Below are some recommended resources to tap into when it comes to delivering on meaningful business action toward racial equity:

Your people: As companies continue to evolve, efforts to address bigger external issues are futile if we don’t get it right within our own walls. One of the biggest stakeholders (and resources) for an organization when it comes to advancing racial equity as part of its business strategy is your talent.

Business resource groups play a unique role that other functions or leaders cannot. Because they are directly on the ground, BRG leaders have direct lines of communication on employee sentiment.

BRGs can be catalysts in enabling innovative thinking on equity to incorporate in business strategy. 

For example, after the 2020 murder of Floyd, Prudential’s BRG for Black employees, the Black Leadership Forum, held the company’s first employee session within days following the murder. BLF was able to quickly mobilize employees virtually, creating a trusting space for Black employees to connect with one another in a way that was informed by what the community needed in that moment. 

BLF modeled an approach that allowed all Prudential employees to participate and learn in a safe environment, setting the tone for challenging, yet authentic and new workplace conversations that can help create a shared understanding around issues of race and equity. 

Partnerships: Building and fostering partnerships across sectors, such as government and nonprofit, are critical to integrating equity into long-term strategies. Community organizations that work closely on relevant issues to your business can be strategic consultants to help you develop more innovative solutions. 

Authentic partnerships (particularly at the local level) are integral if companies aspire to address these societal issues — especially when companies are looking to build trust and awareness within communities. At Prudential, we place a high value on authentic partners that help create pathways to quality employment and economic opportunity.

For example, when financial services organizations aren’t meeting a community’s needs, it creates obstacles for households and entrepreneurs to build financial security. Seeing this chronic problem in Newark, we worked with local organizations like the Newark Asset Building Coalition and the United Way of Greater Newark, as well as other cross-sector partners, to provide financial capability support.

Prudential also supports programs like the Newark Free Tax Prep Program and the digital Volunteer Income Tax Assistance to provide free tax preparation for low- to moderate-income families and helped them take advantage of the Earned Income Tax Credit, an underutilized tax tool. These programs have helped residents receive millions of dollars in refunds and save substantially in tax preparation fees, while also providing financial education and a variety of support for small businesses. 

Measurement: This often is the most challenging part to address. This work must take the long view, as true impact isn’t typically measured within a calendar year; it takes years — even decades — to measure your impact. Even when companies are doing the work, it can be tough to identify the right metrics that demonstrate the greatest impact, or universal metrics that are widely adopted and understood.

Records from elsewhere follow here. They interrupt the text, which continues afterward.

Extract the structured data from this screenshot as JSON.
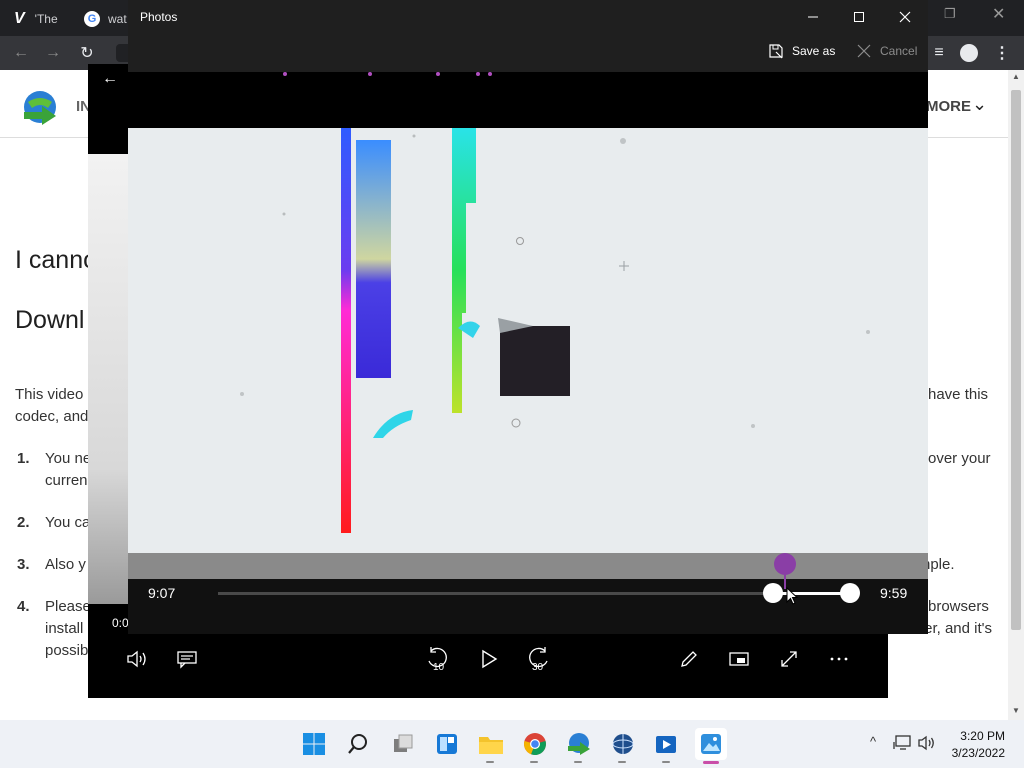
{
  "browser": {
    "tabs": [
      {
        "label": "'The"
      },
      {
        "label": "wat"
      }
    ]
  },
  "page": {
    "site_label": "IN",
    "more_label": "MORE",
    "heading1": "I canno",
    "heading2": "Downl",
    "para1_left": "This video",
    "para1_right": "have this",
    "para1_left2": "codec, and",
    "list": [
      {
        "num": "1.",
        "left": "You ne",
        "left2": "curren",
        "right": "over your"
      },
      {
        "num": "2.",
        "left": "You ca"
      },
      {
        "num": "3.",
        "left": "Also y",
        "right": "nple."
      },
      {
        "num": "4.",
        "left": "Please",
        "left2": "install",
        "left3": "possib",
        "right": "browsers",
        "right2": "owser, and it's"
      }
    ],
    "under_time": "0:0"
  },
  "photos": {
    "title": "Photos",
    "save_as": "Save as",
    "cancel": "Cancel",
    "start_time": "9:07",
    "end_time": "9:59"
  },
  "taskbar": {
    "time": "3:20 PM",
    "date": "3/23/2022"
  },
  "colors": {
    "accent_purple": "#8a3ea6",
    "taskbar_bg": "#eef1f6",
    "titlebar": "#1f1f1f"
  },
  "icons": {
    "volume": "volume-icon",
    "subtitles": "subtitles-icon",
    "rewind": "rewind-10-icon",
    "play": "play-icon",
    "forward": "forward-30-icon",
    "edit": "pencil-icon",
    "miniview": "miniview-icon",
    "fullscreen": "fullscreen-icon",
    "more": "more-icon"
  },
  "controls": {
    "rewind_label": "10",
    "forward_label": "30"
  }
}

While financial commitments are more easily measured, they are just the start. Understanding what to track, how to track and how to consistently track are all of equal value to ensure impact is being delivered. At Prudential, our strategies to address racial equity are multifaceted, ranging from how we support diverse talent to our business practices and investments. Understanding through measurement where we are making progress and where more work needs to be done helps us refine our strategic approaches. 

Greater transparency helps us build trust and support among our stakeholders, while keeping us accountable to consistently deliver on our part to the collective effort to advance racial equity. 

Shané Harris is vice president of social responsibility and partnerships at Prudential Financial and president of the Prudential Foundation.